In the listing below, every line with the word "icon" needs to be copied.

RAW DATA
- - -

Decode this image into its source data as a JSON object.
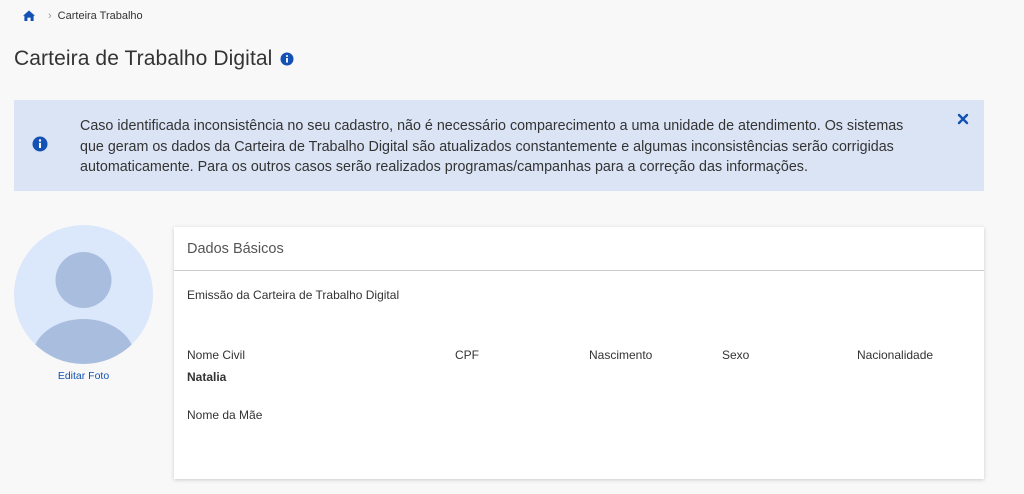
{
  "breadcrumb": {
    "home_icon": "home-icon",
    "current": "Carteira Trabalho"
  },
  "page": {
    "title": "Carteira de Trabalho Digital",
    "title_icon": "info-icon"
  },
  "alert": {
    "icon": "info-icon",
    "text": "Caso identificada inconsistência no seu cadastro, não é necessário comparecimento a uma unidade de atendimento. Os sistemas que geram os dados da Carteira de Trabalho Digital são atualizados constantemente e algumas inconsistências serão corrigidas automaticamente. Para os outros casos serão realizados programas/campanhas para a correção das informações.",
    "close_icon": "close-icon",
    "background": "#dbe4f5"
  },
  "profile": {
    "edit_photo_label": "Editar Foto"
  },
  "card": {
    "title": "Dados Básicos",
    "subtitle": "Emissão da Carteira de Trabalho Digital",
    "fields": {
      "nome_civil": {
        "label": "Nome Civil",
        "value": "Natalia"
      },
      "cpf": {
        "label": "CPF"
      },
      "nascimento": {
        "label": "Nascimento"
      },
      "sexo": {
        "label": "Sexo"
      },
      "nacionalidade": {
        "label": "Nacionalidade"
      },
      "nome_mae": {
        "label": "Nome da Mãe"
      }
    }
  },
  "colors": {
    "primary_blue": "#1351b4",
    "background": "#f8f8f8"
  }
}
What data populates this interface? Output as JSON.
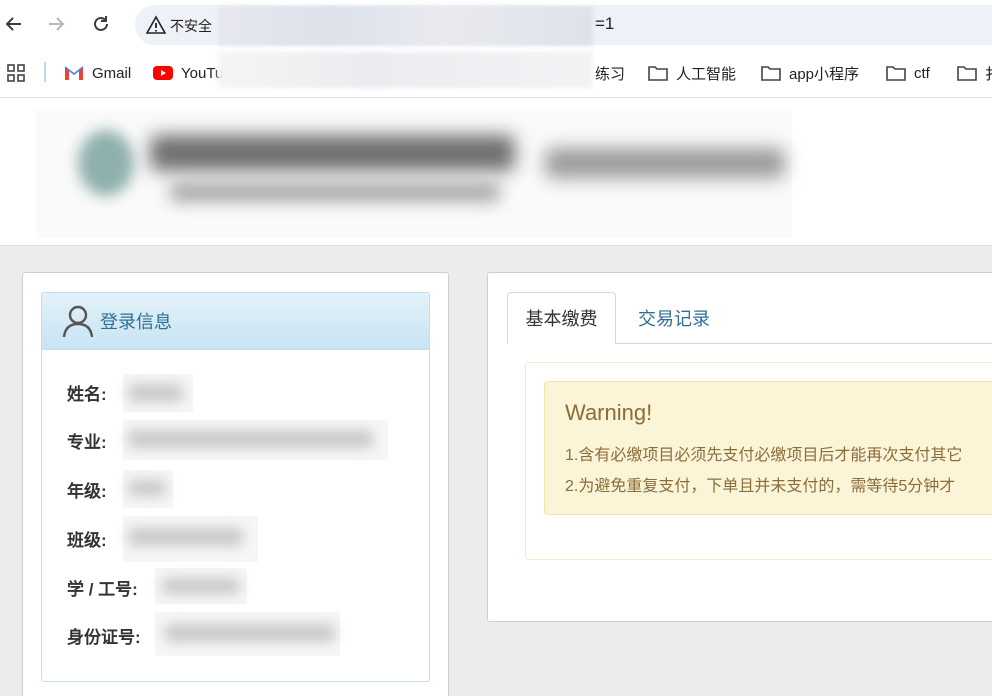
{
  "browser": {
    "security_label": "不安全",
    "url_visible_tail": "=1",
    "bookmarks": [
      {
        "label": "Gmail"
      },
      {
        "label": "YouTu"
      },
      {
        "label": "练习"
      },
      {
        "label": "人工智能"
      },
      {
        "label": "app小程序"
      },
      {
        "label": "ctf"
      },
      {
        "label": "扌"
      }
    ]
  },
  "login_info": {
    "title": "登录信息",
    "fields": [
      {
        "label": "姓名:"
      },
      {
        "label": "专业:"
      },
      {
        "label": "年级:"
      },
      {
        "label": "班级:"
      },
      {
        "label": "学 / 工号:"
      },
      {
        "label": "身份证号:"
      }
    ]
  },
  "tabs": [
    {
      "label": "基本缴费"
    },
    {
      "label": "交易记录"
    }
  ],
  "warning": {
    "title": "Warning!",
    "line1": "1.含有必缴项目必须先支付必缴项目后才能再次支付其它",
    "line2": "2.为避免重复支付，下单且并未支付的，需等待5分钟才"
  },
  "colors": {
    "accent_link": "#2f6f95",
    "warning_text": "#8a6d3b",
    "warning_bg": "#fcf4d6"
  }
}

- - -

RESPONSE
    "home_icon": "home-icon",
    "title_icon": "info-icon"
    "icon": "info-icon",
    "close_icon": "close-icon",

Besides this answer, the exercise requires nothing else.